Bahrain Welcomes European Delegation, Not Delegates\' Calls to Free Dissidents

Last Updated, Saturday, 10:34 a.m. As The Lede reported on Wednesday, a delegation from the European Parliament visited Bahrain this week to discuss human rights, just as the kingdom jailed a rights advocate for documenting a protest on Twitter.

Bahrain's state news media presented the visit as evidence that the kingdom is committed to human rights. One report showed the delegates meeting with the head of an official human rights organization established by royal decree, another their briefing by the royal who oversees the police force “on human rights reforms that have been implemented within the interior ministry.”

What the country's official news agency did not report, however, is that the head of the delegation, Inese Vaidere of Latvia, called for the release of all “prisoners of conscience” currently being detained for their role in the protest movement.

Ms. Vaidere's call was joined by at least two other members of the European Parliament who made the trip, Richard Howitt of Britain and Ana Gomes of Portugal. At the end of their visit, those members issued a joint statement calling on the government to immediately release up to 800 “political prisoners” and begin direct talks with the opposition.

Like the New York Times Op-Ed columnist Nicholas Kristof, who was denied entry to Bahrain last week after reporting on human-rights abuses on previous trips, Ms. Gomes was stopped at the airport in April, the last time she attempted to visit the kingdom to meet with rights activists.
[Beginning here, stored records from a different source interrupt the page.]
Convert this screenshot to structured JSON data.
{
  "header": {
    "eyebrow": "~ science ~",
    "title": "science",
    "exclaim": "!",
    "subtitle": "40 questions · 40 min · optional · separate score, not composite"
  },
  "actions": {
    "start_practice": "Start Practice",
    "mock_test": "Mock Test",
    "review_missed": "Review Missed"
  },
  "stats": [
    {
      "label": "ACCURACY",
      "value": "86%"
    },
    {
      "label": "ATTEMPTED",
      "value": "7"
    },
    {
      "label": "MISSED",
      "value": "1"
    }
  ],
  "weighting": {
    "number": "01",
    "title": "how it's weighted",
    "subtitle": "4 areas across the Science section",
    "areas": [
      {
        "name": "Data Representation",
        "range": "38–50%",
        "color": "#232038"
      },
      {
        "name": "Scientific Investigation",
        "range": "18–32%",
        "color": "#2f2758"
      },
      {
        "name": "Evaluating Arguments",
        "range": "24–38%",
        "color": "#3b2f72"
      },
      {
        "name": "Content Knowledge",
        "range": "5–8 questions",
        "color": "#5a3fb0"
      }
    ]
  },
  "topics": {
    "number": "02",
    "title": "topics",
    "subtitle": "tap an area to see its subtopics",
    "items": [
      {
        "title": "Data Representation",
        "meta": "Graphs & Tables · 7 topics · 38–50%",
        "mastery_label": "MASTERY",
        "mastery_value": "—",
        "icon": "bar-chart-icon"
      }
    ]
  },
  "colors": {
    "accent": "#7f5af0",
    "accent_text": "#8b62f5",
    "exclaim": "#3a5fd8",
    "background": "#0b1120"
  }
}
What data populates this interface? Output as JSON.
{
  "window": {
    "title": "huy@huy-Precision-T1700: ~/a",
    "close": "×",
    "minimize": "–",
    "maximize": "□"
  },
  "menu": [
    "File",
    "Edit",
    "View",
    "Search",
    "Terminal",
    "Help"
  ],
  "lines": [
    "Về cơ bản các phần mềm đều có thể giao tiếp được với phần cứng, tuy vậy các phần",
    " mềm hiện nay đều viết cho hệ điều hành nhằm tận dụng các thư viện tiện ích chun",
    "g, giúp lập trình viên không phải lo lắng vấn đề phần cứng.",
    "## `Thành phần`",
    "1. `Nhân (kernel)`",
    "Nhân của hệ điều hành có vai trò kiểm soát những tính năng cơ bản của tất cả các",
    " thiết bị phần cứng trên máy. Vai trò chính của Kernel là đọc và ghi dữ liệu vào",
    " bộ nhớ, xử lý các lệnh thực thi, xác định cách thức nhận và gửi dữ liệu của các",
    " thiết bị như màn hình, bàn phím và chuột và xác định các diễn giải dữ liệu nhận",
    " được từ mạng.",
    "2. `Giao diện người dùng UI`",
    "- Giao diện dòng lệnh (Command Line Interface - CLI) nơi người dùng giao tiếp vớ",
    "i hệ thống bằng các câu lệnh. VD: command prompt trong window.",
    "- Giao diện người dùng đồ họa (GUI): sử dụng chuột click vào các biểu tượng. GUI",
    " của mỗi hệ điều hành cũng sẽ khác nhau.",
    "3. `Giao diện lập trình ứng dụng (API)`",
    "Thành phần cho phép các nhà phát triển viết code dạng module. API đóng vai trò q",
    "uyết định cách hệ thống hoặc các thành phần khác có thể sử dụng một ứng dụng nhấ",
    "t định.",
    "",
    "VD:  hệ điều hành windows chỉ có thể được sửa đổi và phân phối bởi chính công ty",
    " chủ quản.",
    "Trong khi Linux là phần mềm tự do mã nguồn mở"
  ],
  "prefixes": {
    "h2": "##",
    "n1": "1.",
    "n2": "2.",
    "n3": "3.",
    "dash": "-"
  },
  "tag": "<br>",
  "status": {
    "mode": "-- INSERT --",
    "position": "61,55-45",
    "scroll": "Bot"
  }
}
Throughout their three-day visit, Ms. Gomes and Mr. Howitt posted a stream of updates on their Twitter feeds as the delegation met with Bahraini officials and detained opposition members. They both reported questioning the treatment of human rights activists like Said Yousif al-Muhafda, who was jailed on Monday for tweeting about a protest.